because Kodak told us YEARS AGO an 8×10 is an enlargement…
…we think that if an 8×10 is an enlargement than anything bigger must be ginormous, right???
There is this fear that comes with buying large sizes of our children for our walls. We hear numbers like 16×20 and think…wow, that had to be huge and you stick with the size you are familiar & comfortable with - the 5×7 and 8×10. Then you see a 16×20 in person..and it’s not as big as you THOUGHT, especially when you see it to scale on your wall. One of the most common comments I get from my clients that don’t go with my suggestion of a larger size is “I wish I would have gone bigger!”

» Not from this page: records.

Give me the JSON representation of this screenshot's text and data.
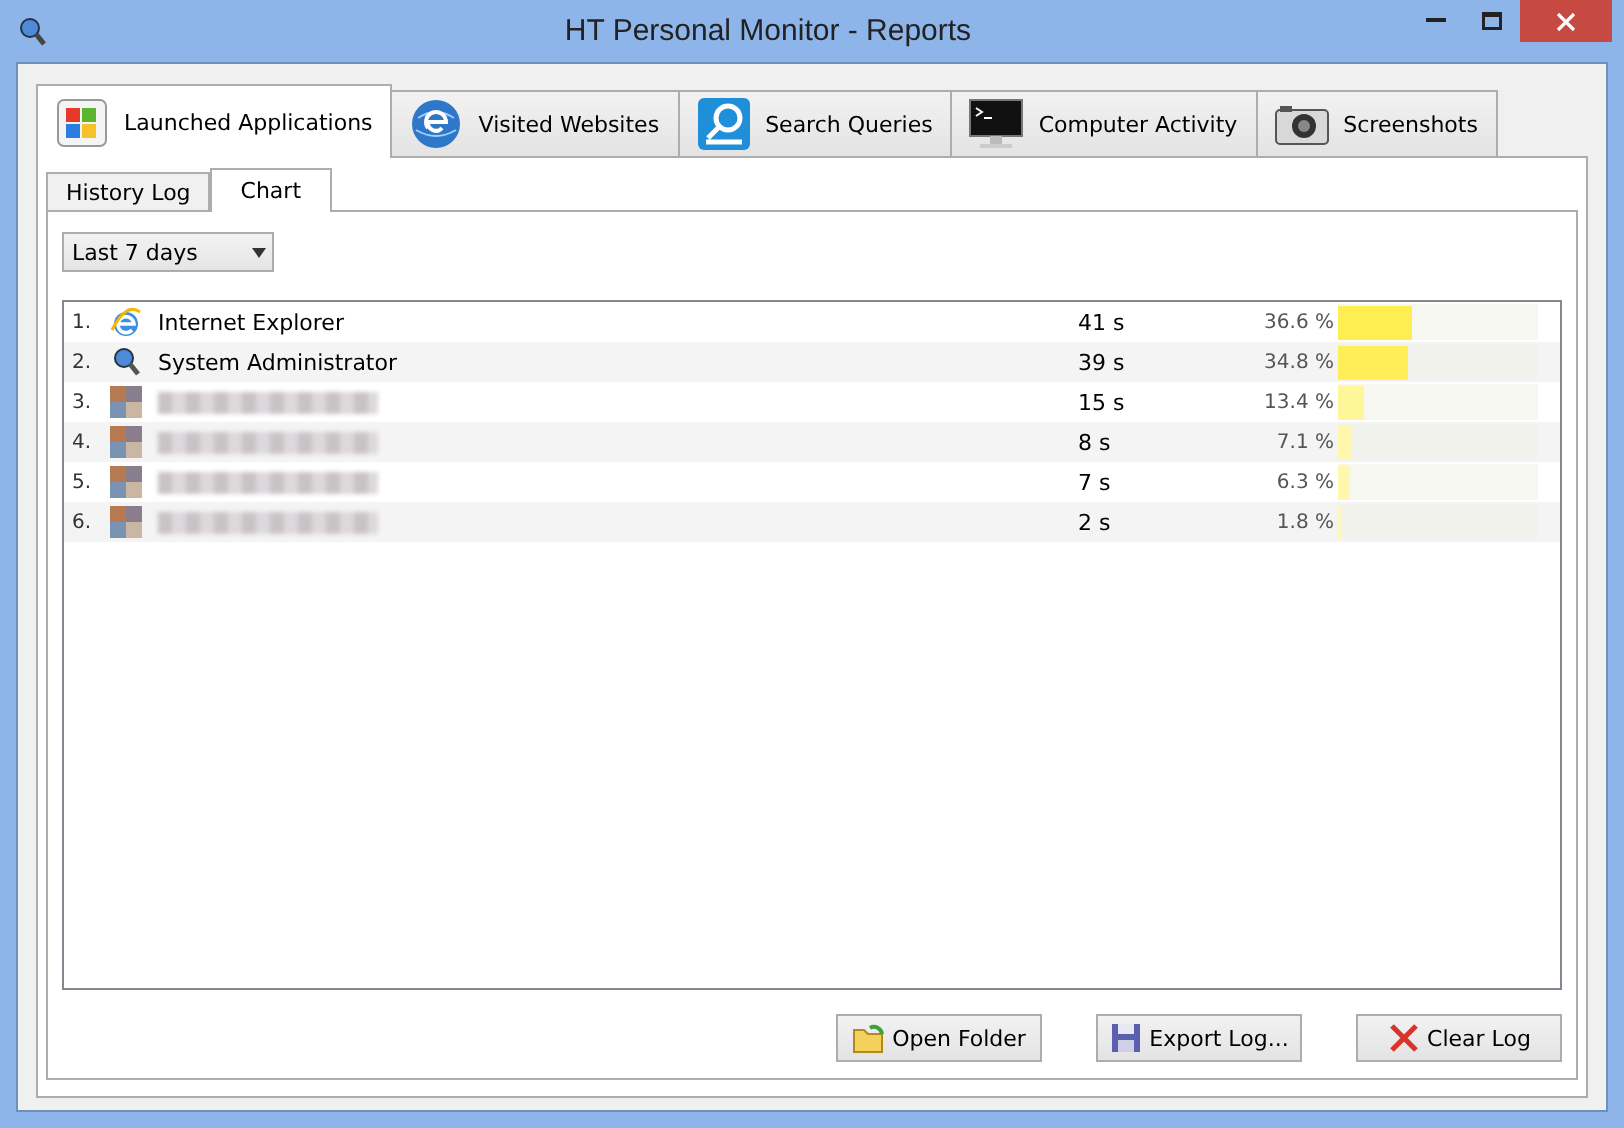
{
  "window": {
    "title": "HT Personal Monitor - Reports"
  },
  "tabs": [
    {
      "label": "Launched Applications",
      "selected": true
    },
    {
      "label": "Visited  Websites",
      "selected": false
    },
    {
      "label": "Search Queries",
      "selected": false
    },
    {
      "label": "Computer Activity",
      "selected": false
    },
    {
      "label": "Screenshots",
      "selected": false
    }
  ],
  "subtabs": [
    {
      "label": "History Log",
      "selected": false
    },
    {
      "label": "Chart",
      "selected": true
    }
  ],
  "period": {
    "value": "Last 7 days"
  },
  "rows": [
    {
      "index": "1.",
      "name": "Internet Explorer",
      "obscured": false,
      "time": "41 s",
      "percent": "36.6 %",
      "level": 0.366
    },
    {
      "index": "2.",
      "name": "System Administrator",
      "obscured": false,
      "time": "39 s",
      "percent": "34.8 %",
      "level": 0.348
    },
    {
      "index": "3.",
      "obscured": true,
      "time": "15 s",
      "percent": "13.4 %",
      "level": 0.134
    },
    {
      "index": "4.",
      "obscured": true,
      "time": "8 s",
      "percent": "7.1 %",
      "level": 0.071
    },
    {
      "index": "5.",
      "obscured": true,
      "time": "7 s",
      "percent": "6.3 %",
      "level": 0.063
    },
    {
      "index": "6.",
      "obscured": true,
      "time": "2 s",
      "percent": "1.8 %",
      "level": 0.018
    }
  ],
  "buttons": [
    {
      "label": "Open Folder"
    },
    {
      "label": "Export Log..."
    },
    {
      "label": "Clear Log"
    }
  ]
}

I am not a pushy salesperson – it’s not in my nature. If someone is convinced that an 8×10 will look great on their wall then no matter what I say will convince them to go larger. BUT I will admit that I have never had a client who ordered a beautiful wall portrait or storyboard come back to me and say “I wish I wouldn’t have ordered it so big”.
Let’s be honest, 5×7′s and 8×10′s are meant to be replaced, let’s why they are categorized as gift portraits. You purchase a frame to swap out the portrait on a regular basis or to put it in a box. The money you spent isn’t a total waste – you still have the memory sake, but you are spending money that is going to wind up in a carbboard box.
The larger the portrait – the more it pulls you in! It captivates you. It calls you to linger and absorb every detail. With an 8×10 you can take it all in with just a glance. You miss the details and it doesn’t pull at your heart the same way. I’d rather have one 24×30 of my child than 5 8×10′s ANY DAY! Just come and look at my walls. Everyone that comes in stops and stares at all the beautiful wall portraits I have hanging and comments on how captivating they are.
Consider this your encouragement to go larger…just think about it!